Quote all entries in full, exactly.

----------

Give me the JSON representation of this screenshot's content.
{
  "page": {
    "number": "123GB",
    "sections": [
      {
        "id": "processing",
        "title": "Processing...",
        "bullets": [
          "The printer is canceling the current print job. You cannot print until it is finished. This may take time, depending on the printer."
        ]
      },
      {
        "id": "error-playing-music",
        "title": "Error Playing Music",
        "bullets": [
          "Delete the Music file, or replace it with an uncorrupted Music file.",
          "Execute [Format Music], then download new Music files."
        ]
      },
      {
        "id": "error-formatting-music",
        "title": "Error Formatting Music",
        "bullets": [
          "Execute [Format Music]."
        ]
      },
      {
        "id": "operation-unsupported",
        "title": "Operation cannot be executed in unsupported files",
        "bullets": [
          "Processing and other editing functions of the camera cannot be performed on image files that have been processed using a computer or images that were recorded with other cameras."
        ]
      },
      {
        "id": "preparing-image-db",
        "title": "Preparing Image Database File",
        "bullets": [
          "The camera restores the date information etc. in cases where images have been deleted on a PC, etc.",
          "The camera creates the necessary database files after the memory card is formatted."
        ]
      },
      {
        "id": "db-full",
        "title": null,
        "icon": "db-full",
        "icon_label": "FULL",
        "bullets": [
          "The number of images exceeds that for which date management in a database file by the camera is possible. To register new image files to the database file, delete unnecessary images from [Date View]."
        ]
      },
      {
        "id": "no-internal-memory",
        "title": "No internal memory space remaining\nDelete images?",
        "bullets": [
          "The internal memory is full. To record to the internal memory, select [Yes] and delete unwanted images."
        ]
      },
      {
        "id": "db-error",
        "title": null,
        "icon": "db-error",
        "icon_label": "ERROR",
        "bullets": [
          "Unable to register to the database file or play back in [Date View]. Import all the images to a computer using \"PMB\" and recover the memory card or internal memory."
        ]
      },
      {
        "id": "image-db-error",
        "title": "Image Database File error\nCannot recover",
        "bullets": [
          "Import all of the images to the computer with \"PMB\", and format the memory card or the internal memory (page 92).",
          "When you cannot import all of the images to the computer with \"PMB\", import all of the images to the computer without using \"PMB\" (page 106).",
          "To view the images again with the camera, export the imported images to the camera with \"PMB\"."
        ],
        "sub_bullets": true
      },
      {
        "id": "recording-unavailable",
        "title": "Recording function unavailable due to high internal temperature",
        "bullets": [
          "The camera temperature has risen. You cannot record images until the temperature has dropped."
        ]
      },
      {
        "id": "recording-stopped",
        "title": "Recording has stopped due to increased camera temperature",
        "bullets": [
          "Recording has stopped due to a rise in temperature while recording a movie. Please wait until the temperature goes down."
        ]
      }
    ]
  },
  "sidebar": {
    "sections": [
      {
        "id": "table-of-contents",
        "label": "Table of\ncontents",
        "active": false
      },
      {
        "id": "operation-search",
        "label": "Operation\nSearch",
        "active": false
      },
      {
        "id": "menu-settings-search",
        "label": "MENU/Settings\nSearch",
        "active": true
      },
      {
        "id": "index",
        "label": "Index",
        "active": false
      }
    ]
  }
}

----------

→ Answer area:
Give me the JSON representation of this screenshot's content.
{
  "page": {
    "number": "123GB",
    "sections": [
      {
        "id": "processing",
        "title": "Processing...",
        "bullets": [
          "The printer is canceling the current print job. You cannot print until it is finished. This may take time, depending on the printer."
        ]
      },
      {
        "id": "error-playing-music",
        "title": "Error Playing Music",
        "bullets": [
          "Delete the Music file, or replace it with an uncorrupted Music file.",
          "Execute [Format Music], then download new Music files."
        ]
      },
      {
        "id": "error-formatting-music",
        "title": "Error Formatting Music",
        "bullets": [
          "Execute [Format Music]."
        ]
      },
      {
        "id": "operation-unsupported",
        "title": "Operation cannot be executed in unsupported files",
        "bullets": [
          "Processing and other editing functions of the camera cannot be performed on image files that have been processed using a computer or images that were recorded with other cameras."
        ]
      },
      {
        "id": "preparing-image-db",
        "title": "Preparing Image Database File",
        "bullets": [
          "The camera restores the date information etc. in cases where images have been deleted on a PC, etc.",
          "The camera creates the necessary database files after the memory card is formatted."
        ]
      },
      {
        "id": "db-full",
        "title": null,
        "icon": "db-full",
        "icon_label": "FULL",
        "bullets": [
          "The number of images exceeds that for which date management in a database file by the camera is possible. To register new image files to the database file, delete unnecessary images from [Date View]."
        ]
      },
      {
        "id": "no-internal-memory",
        "title": "No internal memory space remaining\nDelete images?",
        "bullets": [
          "The internal memory is full. To record to the internal memory, select [Yes] and delete unwanted images."
        ]
      },
      {
        "id": "db-error",
        "title": null,
        "icon": "db-error",
        "icon_label": "ERROR",
        "bullets": [
          "Unable to register to the database file or play back in [Date View]. Import all the images to a computer using \"PMB\" and recover the memory card or internal memory."
        ]
      },
      {
        "id": "image-db-error",
        "title": "Image Database File error\nCannot recover",
        "bullets": [
          "Import all of the images to the computer with \"PMB\", and format the memory card or the internal memory (page 92).",
          "When you cannot import all of the images to the computer with \"PMB\", import all of the images to the computer without using \"PMB\" (page 106).",
          "To view the images again with the camera, export the imported images to the camera with \"PMB\"."
        ],
        "sub_bullets": true
      },
      {
        "id": "recording-unavailable",
        "title": "Recording function unavailable due to high internal temperature",
        "bullets": [
          "The camera temperature has risen. You cannot record images until the temperature has dropped."
        ]
      },
      {
        "id": "recording-stopped",
        "title": "Recording has stopped due to increased camera temperature",
        "bullets": [
          "Recording has stopped due to a rise in temperature while recording a movie. Please wait until the temperature goes down."
        ]
      }
    ]
  },
  "sidebar": {
    "sections": [
      {
        "id": "table-of-contents",
        "label": "Table of\ncontents",
        "active": false
      },
      {
        "id": "operation-search",
        "label": "Operation\nSearch",
        "active": false
      },
      {
        "id": "menu-settings-search",
        "label": "MENU/Settings\nSearch",
        "active": true
      },
      {
        "id": "index",
        "label": "Index",
        "active": false
      }
    ]
  }
}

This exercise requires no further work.